- _Directions for this task_:
Nothing but the records, repeated exactly, should form the response.
(Source records Opens)
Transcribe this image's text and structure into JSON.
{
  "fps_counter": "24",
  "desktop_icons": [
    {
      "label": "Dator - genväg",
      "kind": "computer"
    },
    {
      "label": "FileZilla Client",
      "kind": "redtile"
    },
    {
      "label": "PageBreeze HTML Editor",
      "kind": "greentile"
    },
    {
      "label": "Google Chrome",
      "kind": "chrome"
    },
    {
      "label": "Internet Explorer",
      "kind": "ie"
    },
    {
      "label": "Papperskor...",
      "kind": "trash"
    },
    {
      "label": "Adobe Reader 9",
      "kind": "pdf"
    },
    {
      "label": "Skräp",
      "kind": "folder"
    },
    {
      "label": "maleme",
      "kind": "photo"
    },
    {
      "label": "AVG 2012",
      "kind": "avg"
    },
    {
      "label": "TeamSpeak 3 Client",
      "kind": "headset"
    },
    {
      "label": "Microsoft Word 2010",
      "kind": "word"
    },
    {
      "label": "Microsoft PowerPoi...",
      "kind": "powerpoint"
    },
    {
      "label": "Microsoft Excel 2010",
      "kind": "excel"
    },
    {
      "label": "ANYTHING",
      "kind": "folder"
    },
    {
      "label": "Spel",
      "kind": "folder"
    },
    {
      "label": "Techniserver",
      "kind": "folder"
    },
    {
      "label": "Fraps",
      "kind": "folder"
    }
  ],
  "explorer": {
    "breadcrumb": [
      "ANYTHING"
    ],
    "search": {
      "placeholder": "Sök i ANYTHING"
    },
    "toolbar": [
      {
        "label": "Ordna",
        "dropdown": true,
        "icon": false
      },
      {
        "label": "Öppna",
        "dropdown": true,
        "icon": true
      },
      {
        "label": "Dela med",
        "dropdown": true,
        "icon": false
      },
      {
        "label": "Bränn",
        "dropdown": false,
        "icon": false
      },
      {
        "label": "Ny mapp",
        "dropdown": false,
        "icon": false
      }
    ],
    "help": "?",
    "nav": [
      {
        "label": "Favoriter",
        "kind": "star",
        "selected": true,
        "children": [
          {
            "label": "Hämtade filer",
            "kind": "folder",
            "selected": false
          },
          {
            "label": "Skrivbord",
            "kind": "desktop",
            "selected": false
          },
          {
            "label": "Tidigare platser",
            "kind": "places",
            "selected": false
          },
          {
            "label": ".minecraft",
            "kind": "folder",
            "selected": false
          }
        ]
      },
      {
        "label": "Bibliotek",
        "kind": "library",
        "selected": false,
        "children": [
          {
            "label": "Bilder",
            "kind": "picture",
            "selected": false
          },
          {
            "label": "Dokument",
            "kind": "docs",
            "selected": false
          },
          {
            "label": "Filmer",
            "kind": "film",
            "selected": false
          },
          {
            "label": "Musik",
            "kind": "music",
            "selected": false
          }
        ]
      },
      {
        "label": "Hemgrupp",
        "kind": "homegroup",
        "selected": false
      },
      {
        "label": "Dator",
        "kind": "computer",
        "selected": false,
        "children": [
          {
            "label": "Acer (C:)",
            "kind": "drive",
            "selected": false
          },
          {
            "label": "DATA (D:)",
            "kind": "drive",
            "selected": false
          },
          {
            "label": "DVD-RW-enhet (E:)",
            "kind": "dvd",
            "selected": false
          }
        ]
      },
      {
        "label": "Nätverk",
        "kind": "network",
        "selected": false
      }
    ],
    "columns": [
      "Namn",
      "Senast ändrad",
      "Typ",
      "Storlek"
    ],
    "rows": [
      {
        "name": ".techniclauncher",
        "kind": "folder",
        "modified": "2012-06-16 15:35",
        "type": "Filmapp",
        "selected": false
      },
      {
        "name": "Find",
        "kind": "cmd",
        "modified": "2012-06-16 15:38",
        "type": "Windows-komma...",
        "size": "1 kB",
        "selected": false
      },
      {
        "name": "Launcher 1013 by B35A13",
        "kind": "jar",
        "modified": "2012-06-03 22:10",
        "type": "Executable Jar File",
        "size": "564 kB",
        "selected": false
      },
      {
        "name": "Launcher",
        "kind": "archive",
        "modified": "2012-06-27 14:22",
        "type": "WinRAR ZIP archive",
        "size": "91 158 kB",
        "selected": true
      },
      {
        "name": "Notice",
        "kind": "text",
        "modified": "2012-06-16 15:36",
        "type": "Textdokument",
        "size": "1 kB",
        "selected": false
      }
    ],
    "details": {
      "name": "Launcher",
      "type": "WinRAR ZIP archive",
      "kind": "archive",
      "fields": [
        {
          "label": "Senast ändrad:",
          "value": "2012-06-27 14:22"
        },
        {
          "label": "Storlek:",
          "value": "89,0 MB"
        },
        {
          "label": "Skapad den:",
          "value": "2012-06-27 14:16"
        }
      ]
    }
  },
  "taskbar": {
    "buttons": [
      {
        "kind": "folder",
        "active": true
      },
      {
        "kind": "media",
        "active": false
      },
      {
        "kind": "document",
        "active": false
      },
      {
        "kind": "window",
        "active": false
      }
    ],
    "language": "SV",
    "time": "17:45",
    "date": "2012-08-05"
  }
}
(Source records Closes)
- _Task output_:
Transcribe this image's text and structure into JSON.
{
  "fps_counter": "24",
  "desktop_icons": [
    {
      "label": "Dator - genväg",
      "kind": "computer"
    },
    {
      "label": "FileZilla Client",
      "kind": "redtile"
    },
    {
      "label": "PageBreeze HTML Editor",
      "kind": "greentile"
    },
    {
      "label": "Google Chrome",
      "kind": "chrome"
    },
    {
      "label": "Internet Explorer",
      "kind": "ie"
    },
    {
      "label": "Papperskor...",
      "kind": "trash"
    },
    {
      "label": "Adobe Reader 9",
      "kind": "pdf"
    },
    {
      "label": "Skräp",
      "kind": "folder"
    },
    {
      "label": "maleme",
      "kind": "photo"
    },
    {
      "label": "AVG 2012",
      "kind": "avg"
    },
    {
      "label": "TeamSpeak 3 Client",
      "kind": "headset"
    },
    {
      "label": "Microsoft Word 2010",
      "kind": "word"
    },
    {
      "label": "Microsoft PowerPoi...",
      "kind": "powerpoint"
    },
    {
      "label": "Microsoft Excel 2010",
      "kind": "excel"
    },
    {
      "label": "ANYTHING",
      "kind": "folder"
    },
    {
      "label": "Spel",
      "kind": "folder"
    },
    {
      "label": "Techniserver",
      "kind": "folder"
    },
    {
      "label": "Fraps",
      "kind": "folder"
    }
  ],
  "explorer": {
    "breadcrumb": [
      "ANYTHING"
    ],
    "search": {
      "placeholder": "Sök i ANYTHING"
    },
    "toolbar": [
      {
        "label": "Ordna",
        "dropdown": true,
        "icon": false
      },
      {
        "label": "Öppna",
        "dropdown": true,
        "icon": true
      },
      {
        "label": "Dela med",
        "dropdown": true,
        "icon": false
      },
      {
        "label": "Bränn",
        "dropdown": false,
        "icon": false
      },
      {
        "label": "Ny mapp",
        "dropdown": false,
        "icon": false
      }
    ],
    "help": "?",
    "nav": [
      {
        "label": "Favoriter",
        "kind": "star",
        "selected": true,
        "children": [
          {
            "label": "Hämtade filer",
            "kind": "folder",
            "selected": false
          },
          {
            "label": "Skrivbord",
            "kind": "desktop",
            "selected": false
          },
          {
            "label": "Tidigare platser",
            "kind": "places",
            "selected": false
          },
          {
            "label": ".minecraft",
            "kind": "folder",
            "selected": false
          }
        ]
      },
      {
        "label": "Bibliotek",
        "kind": "library",
        "selected": false,
        "children": [
          {
            "label": "Bilder",
            "kind": "picture",
            "selected": false
          },
          {
            "label": "Dokument",
            "kind": "docs",
            "selected": false
          },
          {
            "label": "Filmer",
            "kind": "film",
            "selected": false
          },
          {
            "label": "Musik",
            "kind": "music",
            "selected": false
          }
        ]
      },
      {
        "label": "Hemgrupp",
        "kind": "homegroup",
        "selected": false
      },
      {
        "label": "Dator",
        "kind": "computer",
        "selected": false,
        "children": [
          {
            "label": "Acer (C:)",
            "kind": "drive",
            "selected": false
          },
          {
            "label": "DATA (D:)",
            "kind": "drive",
            "selected": false
          },
          {
            "label": "DVD-RW-enhet (E:)",
            "kind": "dvd",
            "selected": false
          }
        ]
      },
      {
        "label": "Nätverk",
        "kind": "network",
        "selected": false
      }
    ],
    "columns": [
      "Namn",
      "Senast ändrad",
      "Typ",
      "Storlek"
    ],
    "rows": [
      {
        "name": ".techniclauncher",
        "kind": "folder",
        "modified": "2012-06-16 15:35",
        "type": "Filmapp",
        "selected": false
      },
      {
        "name": "Find",
        "kind": "cmd",
        "modified": "2012-06-16 15:38",
        "type": "Windows-komma...",
        "size": "1 kB",
        "selected": false
      },
      {
        "name": "Launcher 1013 by B35A13",
        "kind": "jar",
        "modified": "2012-06-03 22:10",
        "type": "Executable Jar File",
        "size": "564 kB",
        "selected": false
      },
      {
        "name": "Launcher",
        "kind": "archive",
        "modified": "2012-06-27 14:22",
        "type": "WinRAR ZIP archive",
        "size": "91 158 kB",
        "selected": true
      },
      {
        "name": "Notice",
        "kind": "text",
        "modified": "2012-06-16 15:36",
        "type": "Textdokument",
        "size": "1 kB",
        "selected": false
      }
    ],
    "details": {
      "name": "Launcher",
      "type": "WinRAR ZIP archive",
      "kind": "archive",
      "fields": [
        {
          "label": "Senast ändrad:",
          "value": "2012-06-27 14:22"
        },
        {
          "label": "Storlek:",
          "value": "89,0 MB"
        },
        {
          "label": "Skapad den:",
          "value": "2012-06-27 14:16"
        }
      ]
    }
  },
  "taskbar": {
    "buttons": [
      {
        "kind": "folder",
        "active": true
      },
      {
        "kind": "media",
        "active": false
      },
      {
        "kind": "document",
        "active": false
      },
      {
        "kind": "window",
        "active": false
      }
    ],
    "language": "SV",
    "time": "17:45",
    "date": "2012-08-05"
  }
}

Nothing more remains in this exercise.